Project Details


Multiple myeloma (MM) is an incurable plasma cell cancer, whereby normal cell cycle controls are lost, giving the cells the phenotype of "cycling" plasma cells. MM cells reside within the bone marrow (BM), where they interact with the extracellular matrix and stromal components through adhesion molecules and cytokines (IL-6 and IGF-1) to receive necessary growth and survival signals. In this project we will investigate first the effects of IGF-1 on the cell cycle. We will investigate if IGF-1 activates new proteins or that it changes the activation of already active proteins. We will also consider if the contacts with BM stromal cells, which have a protective effect on MM cells, induce the same effects.
In a second part we will study the effects of IGF-1 on the "unfolded protein response". These "UPR" maintain the equilibrium between the rhythm of creating proteins, ER gets a stress signal that leads to the activation of UPR. This can either restore the equilibrium by sending a signal to survive or it fails what will lead to an apoptosis signal. Since the UPR, has both pro and anti-apoptotic pathways, it is unclear whether it plays a role in drug resistance and / or growth stimulation. In this project we will examine the UPR constitutively present in MM cells and the effect of IGF-1, particularly in Deport-survival away from UPR.
Effective start/end date1/01/1031/12/10

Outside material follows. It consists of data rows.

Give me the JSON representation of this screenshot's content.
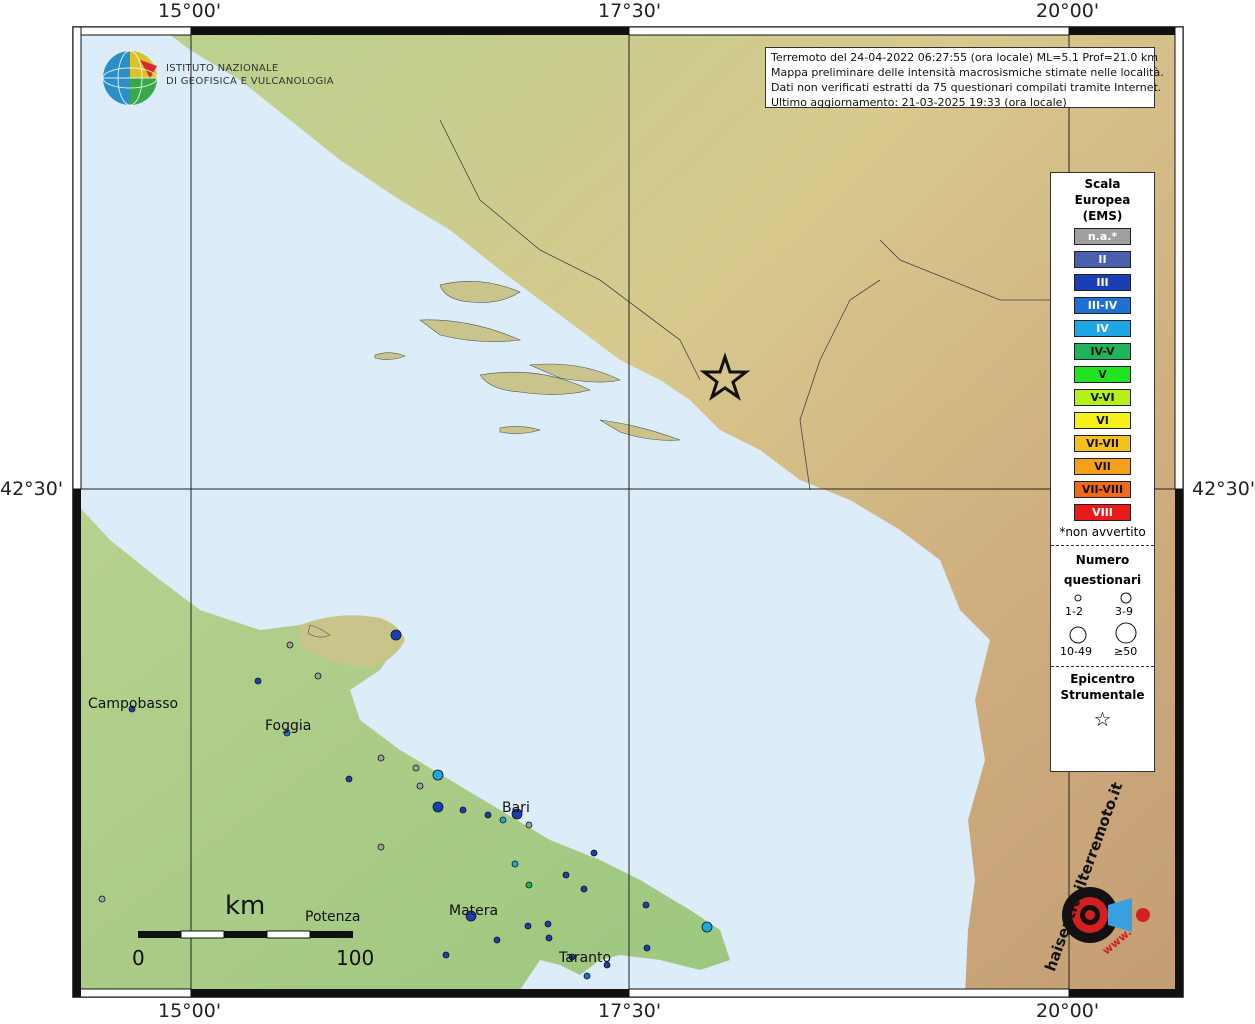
{
  "coords": {
    "top": [
      "15°00'",
      "17°30'",
      "20°00'"
    ],
    "bottom": [
      "15°00'",
      "17°30'",
      "20°00'"
    ],
    "left": "42°30'",
    "right": "42°30'"
  },
  "logo": {
    "line1": "ISTITUTO NAZIONALE",
    "line2": "DI GEOFISICA E VULCANOLOGIA"
  },
  "info": {
    "line1": "Terremoto del 24-04-2022 06:27:55 (ora locale) ML=5.1 Prof=21.0 km",
    "line2": "Mappa preliminare delle intensità macrosismiche stimate nelle località.",
    "line3": "Dati non verificati estratti da 75 questionari compilati tramite Internet.",
    "line4": "Ultimo aggiornamento: 21-03-2025 19:33 (ora locale)"
  },
  "legend": {
    "title1": "Scala",
    "title2": "Europea",
    "title3": "(EMS)",
    "classes": [
      {
        "label": "n.a.*",
        "color": "#a0a0a0",
        "text": "#fff"
      },
      {
        "label": "II",
        "color": "#4a5fae",
        "text": "#fff"
      },
      {
        "label": "III",
        "color": "#1a3fb5",
        "text": "#fff"
      },
      {
        "label": "III-IV",
        "color": "#1f70d6",
        "text": "#fff"
      },
      {
        "label": "IV",
        "color": "#1fa6e6",
        "text": "#fff"
      },
      {
        "label": "IV-V",
        "color": "#1fb35a",
        "text": "#111"
      },
      {
        "label": "V",
        "color": "#22e322",
        "text": "#111"
      },
      {
        "label": "V-VI",
        "color": "#b5f01a",
        "text": "#111"
      },
      {
        "label": "VI",
        "color": "#f5f01a",
        "text": "#111"
      },
      {
        "label": "VI-VII",
        "color": "#f5c21a",
        "text": "#111"
      },
      {
        "label": "VII",
        "color": "#f5a01a",
        "text": "#111"
      },
      {
        "label": "VII-VIII",
        "color": "#f06a1a",
        "text": "#111"
      },
      {
        "label": "VIII",
        "color": "#e81a1a",
        "text": "#fff"
      }
    ],
    "not_felt": "*non avvertito",
    "count_title1": "Numero",
    "count_title2": "questionari",
    "count_1": "1-2",
    "count_2": "3-9",
    "count_3": "10-49",
    "count_4": "≥50",
    "epi_title1": "Epicentro",
    "epi_title2": "Strumentale",
    "epi_symbol": "☆"
  },
  "cities": {
    "campobasso": "Campobasso",
    "foggia": "Foggia",
    "bari": "Bari",
    "matera": "Matera",
    "potenza": "Potenza",
    "taranto": "Taranto"
  },
  "scalebar": {
    "unit": "km",
    "min": "0",
    "max": "100"
  },
  "brand": {
    "text": "haisentitoilterremoto.it",
    "url": "www."
  },
  "colors": {
    "sea": "#dcebf7",
    "land_low": "#a8cf88",
    "land_mid": "#d7c98c",
    "land_high": "#c9a878"
  }
}
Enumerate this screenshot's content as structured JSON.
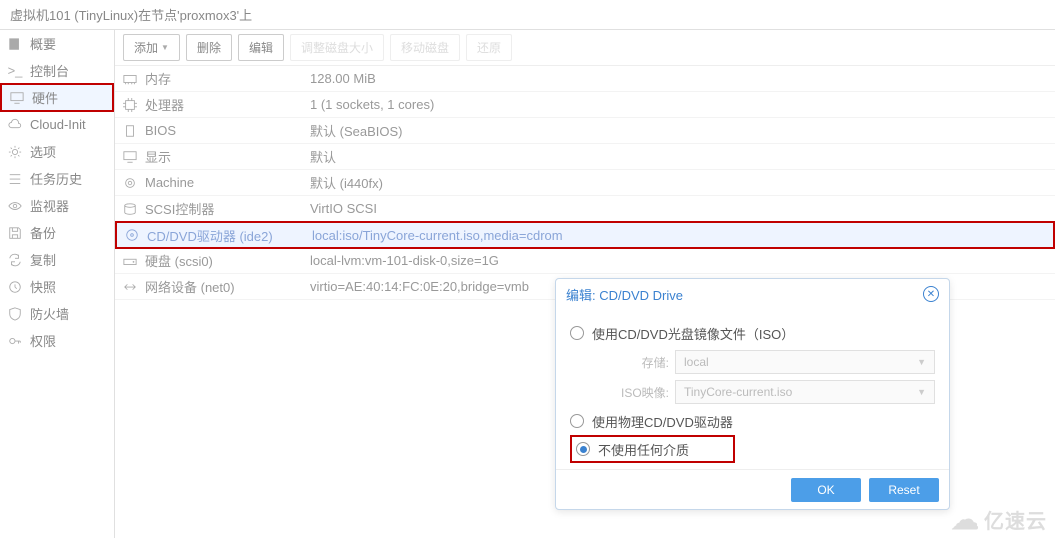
{
  "header": {
    "title": "虚拟机101 (TinyLinux)在节点'proxmox3'上"
  },
  "sidebar": {
    "items": [
      {
        "label": "概要",
        "icon": "book-icon"
      },
      {
        "label": "控制台",
        "icon": "terminal-icon"
      },
      {
        "label": "硬件",
        "icon": "monitor-icon",
        "active": true
      },
      {
        "label": "Cloud-Init",
        "icon": "cloud-icon"
      },
      {
        "label": "选项",
        "icon": "gear-icon"
      },
      {
        "label": "任务历史",
        "icon": "list-icon"
      },
      {
        "label": "监视器",
        "icon": "eye-icon"
      },
      {
        "label": "备份",
        "icon": "save-icon"
      },
      {
        "label": "复制",
        "icon": "sync-icon"
      },
      {
        "label": "快照",
        "icon": "history-icon"
      },
      {
        "label": "防火墙",
        "icon": "shield-icon"
      },
      {
        "label": "权限",
        "icon": "key-icon"
      }
    ]
  },
  "toolbar": {
    "add": "添加",
    "remove": "删除",
    "edit": "编辑",
    "resize": "调整磁盘大小",
    "move": "移动磁盘",
    "revert": "还原"
  },
  "hardware": {
    "rows": [
      {
        "icon": "memory-icon",
        "label": "内存",
        "value": "128.00 MiB"
      },
      {
        "icon": "cpu-icon",
        "label": "处理器",
        "value": "1 (1 sockets, 1 cores)"
      },
      {
        "icon": "bios-icon",
        "label": "BIOS",
        "value": "默认 (SeaBIOS)"
      },
      {
        "icon": "display-icon",
        "label": "显示",
        "value": "默认"
      },
      {
        "icon": "machine-icon",
        "label": "Machine",
        "value": "默认 (i440fx)"
      },
      {
        "icon": "scsi-icon",
        "label": "SCSI控制器",
        "value": "VirtIO SCSI"
      },
      {
        "icon": "disc-icon",
        "label": "CD/DVD驱动器 (ide2)",
        "value": "local:iso/TinyCore-current.iso,media=cdrom",
        "selected": true
      },
      {
        "icon": "hdd-icon",
        "label": "硬盘 (scsi0)",
        "value": "local-lvm:vm-101-disk-0,size=1G"
      },
      {
        "icon": "net-icon",
        "label": "网络设备 (net0)",
        "value": "virtio=AE:40:14:FC:0E:20,bridge=vmb"
      }
    ]
  },
  "dialog": {
    "title": "编辑: CD/DVD Drive",
    "option_iso": "使用CD/DVD光盘镜像文件（ISO）",
    "storage_label": "存储:",
    "storage_value": "local",
    "iso_label": "ISO映像:",
    "iso_value": "TinyCore-current.iso",
    "option_physical": "使用物理CD/DVD驱动器",
    "option_none": "不使用任何介质",
    "ok": "OK",
    "reset": "Reset"
  },
  "watermark": "亿速云"
}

Flemish discipline codes

  • Basic sciences
  • Biological sciences


  • Stem Cell
  • Blood
  • Coagulation
  • Myeloma
  • Immunology
  • Microbiology
  • HLA
  • Hematology
  • Lymphoma
  • cancer
  • Bone Marrow Transplantation